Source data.
══════════════════════════════

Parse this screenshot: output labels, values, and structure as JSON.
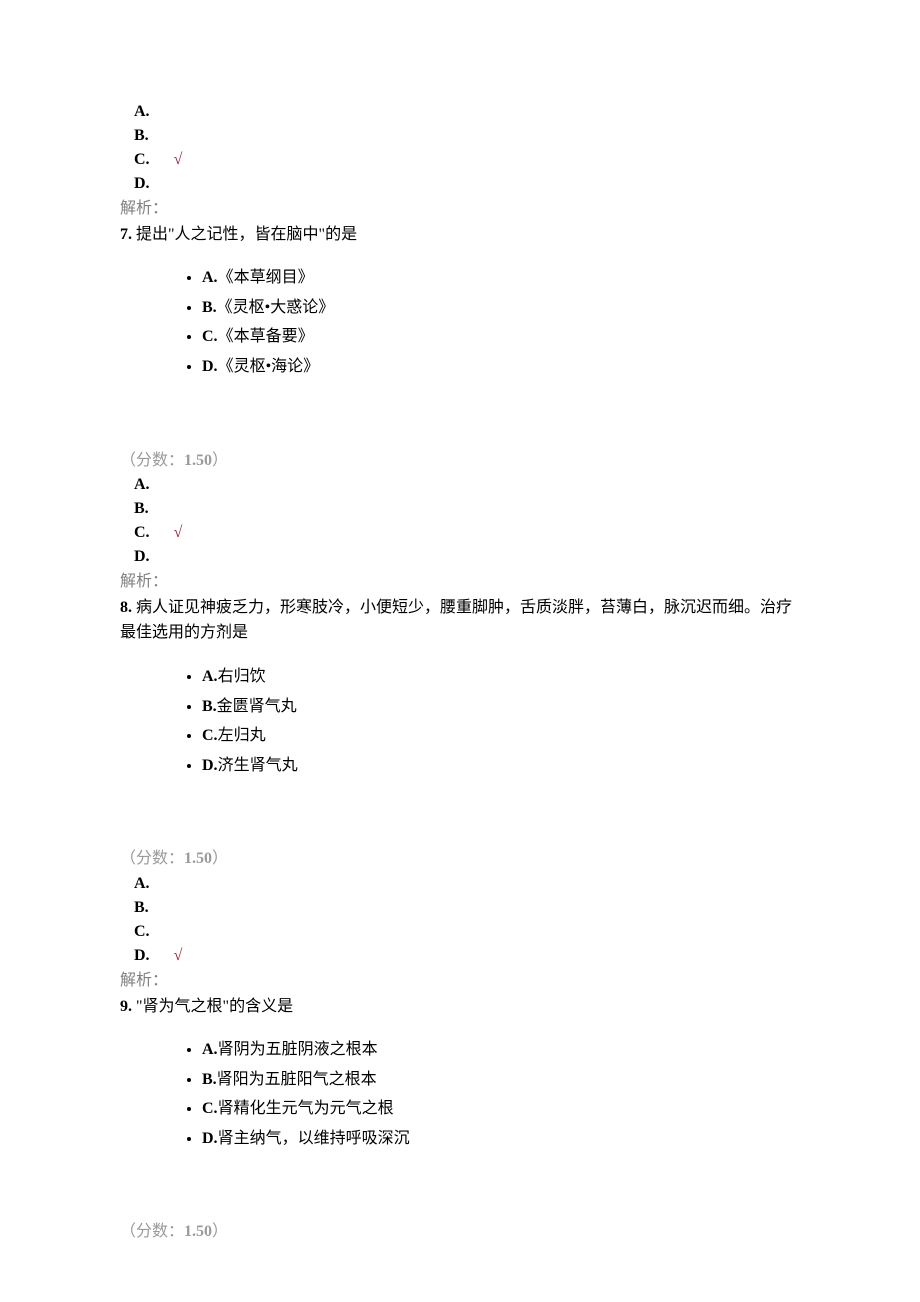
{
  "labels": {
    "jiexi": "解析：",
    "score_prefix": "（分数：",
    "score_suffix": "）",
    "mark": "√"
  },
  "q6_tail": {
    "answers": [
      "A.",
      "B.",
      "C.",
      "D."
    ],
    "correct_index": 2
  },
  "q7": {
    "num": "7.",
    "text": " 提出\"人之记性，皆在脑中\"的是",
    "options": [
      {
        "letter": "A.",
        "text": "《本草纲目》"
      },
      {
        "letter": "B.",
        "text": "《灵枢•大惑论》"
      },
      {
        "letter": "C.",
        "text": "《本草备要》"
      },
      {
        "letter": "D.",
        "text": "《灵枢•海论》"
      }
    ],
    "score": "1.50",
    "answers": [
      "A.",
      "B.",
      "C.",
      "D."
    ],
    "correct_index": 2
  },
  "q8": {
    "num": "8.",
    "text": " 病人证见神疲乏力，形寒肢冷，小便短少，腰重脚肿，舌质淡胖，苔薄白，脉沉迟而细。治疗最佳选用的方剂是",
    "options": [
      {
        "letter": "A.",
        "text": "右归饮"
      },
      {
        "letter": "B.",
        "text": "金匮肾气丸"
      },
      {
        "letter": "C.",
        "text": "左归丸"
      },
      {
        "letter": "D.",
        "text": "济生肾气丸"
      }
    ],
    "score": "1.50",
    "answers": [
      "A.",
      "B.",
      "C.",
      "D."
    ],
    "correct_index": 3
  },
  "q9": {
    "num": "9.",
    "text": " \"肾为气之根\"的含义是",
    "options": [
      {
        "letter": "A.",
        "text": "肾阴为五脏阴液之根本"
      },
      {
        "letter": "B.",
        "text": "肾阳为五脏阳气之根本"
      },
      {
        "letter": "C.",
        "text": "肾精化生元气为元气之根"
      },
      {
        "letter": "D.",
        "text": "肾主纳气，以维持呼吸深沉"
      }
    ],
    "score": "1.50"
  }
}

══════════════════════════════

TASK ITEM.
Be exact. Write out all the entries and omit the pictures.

EXERCISE OUTPUT.
Parse this screenshot: output labels, values, and structure as JSON.
{
  "labels": {
    "jiexi": "解析：",
    "score_prefix": "（分数：",
    "score_suffix": "）",
    "mark": "√"
  },
  "q6_tail": {
    "answers": [
      "A.",
      "B.",
      "C.",
      "D."
    ],
    "correct_index": 2
  },
  "q7": {
    "num": "7.",
    "text": " 提出\"人之记性，皆在脑中\"的是",
    "options": [
      {
        "letter": "A.",
        "text": "《本草纲目》"
      },
      {
        "letter": "B.",
        "text": "《灵枢•大惑论》"
      },
      {
        "letter": "C.",
        "text": "《本草备要》"
      },
      {
        "letter": "D.",
        "text": "《灵枢•海论》"
      }
    ],
    "score": "1.50",
    "answers": [
      "A.",
      "B.",
      "C.",
      "D."
    ],
    "correct_index": 2
  },
  "q8": {
    "num": "8.",
    "text": " 病人证见神疲乏力，形寒肢冷，小便短少，腰重脚肿，舌质淡胖，苔薄白，脉沉迟而细。治疗最佳选用的方剂是",
    "options": [
      {
        "letter": "A.",
        "text": "右归饮"
      },
      {
        "letter": "B.",
        "text": "金匮肾气丸"
      },
      {
        "letter": "C.",
        "text": "左归丸"
      },
      {
        "letter": "D.",
        "text": "济生肾气丸"
      }
    ],
    "score": "1.50",
    "answers": [
      "A.",
      "B.",
      "C.",
      "D."
    ],
    "correct_index": 3
  },
  "q9": {
    "num": "9.",
    "text": " \"肾为气之根\"的含义是",
    "options": [
      {
        "letter": "A.",
        "text": "肾阴为五脏阴液之根本"
      },
      {
        "letter": "B.",
        "text": "肾阳为五脏阳气之根本"
      },
      {
        "letter": "C.",
        "text": "肾精化生元气为元气之根"
      },
      {
        "letter": "D.",
        "text": "肾主纳气，以维持呼吸深沉"
      }
    ],
    "score": "1.50"
  }
}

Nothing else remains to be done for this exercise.